= Action item =
Pictures are not part of the copy; retype all the records below exactly.

= Information =
----

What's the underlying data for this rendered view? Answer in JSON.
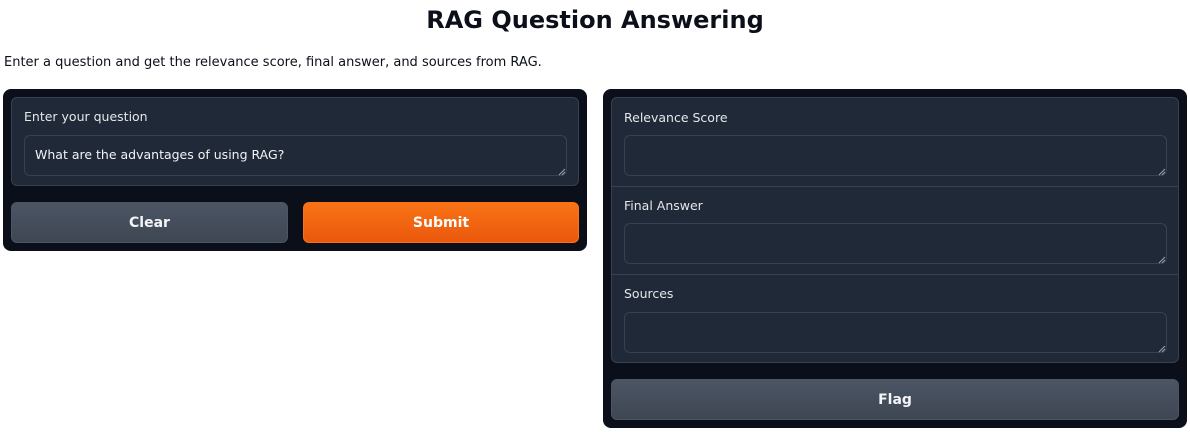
{
  "page": {
    "title": "RAG Question Answering",
    "description": "Enter a question and get the relevance score, final answer, and sources from RAG."
  },
  "input": {
    "label": "Enter your question",
    "value": "What are the advantages of using RAG?"
  },
  "buttons": {
    "clear": "Clear",
    "submit": "Submit",
    "flag": "Flag"
  },
  "outputs": {
    "relevance": {
      "label": "Relevance Score",
      "value": ""
    },
    "answer": {
      "label": "Final Answer",
      "value": ""
    },
    "sources": {
      "label": "Sources",
      "value": ""
    }
  },
  "colors": {
    "panel_bg": "#0b0f19",
    "block_bg": "#1f2937",
    "border": "#374151",
    "primary": "#f97316",
    "secondary": "#4b5563"
  }
}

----

= Result of this exercise =
What's the underlying data for this rendered view? Answer in JSON.
{
  "page": {
    "title": "RAG Question Answering",
    "description": "Enter a question and get the relevance score, final answer, and sources from RAG."
  },
  "input": {
    "label": "Enter your question",
    "value": "What are the advantages of using RAG?"
  },
  "buttons": {
    "clear": "Clear",
    "submit": "Submit",
    "flag": "Flag"
  },
  "outputs": {
    "relevance": {
      "label": "Relevance Score",
      "value": ""
    },
    "answer": {
      "label": "Final Answer",
      "value": ""
    },
    "sources": {
      "label": "Sources",
      "value": ""
    }
  },
  "colors": {
    "panel_bg": "#0b0f19",
    "block_bg": "#1f2937",
    "border": "#374151",
    "primary": "#f97316",
    "secondary": "#4b5563"
  }
}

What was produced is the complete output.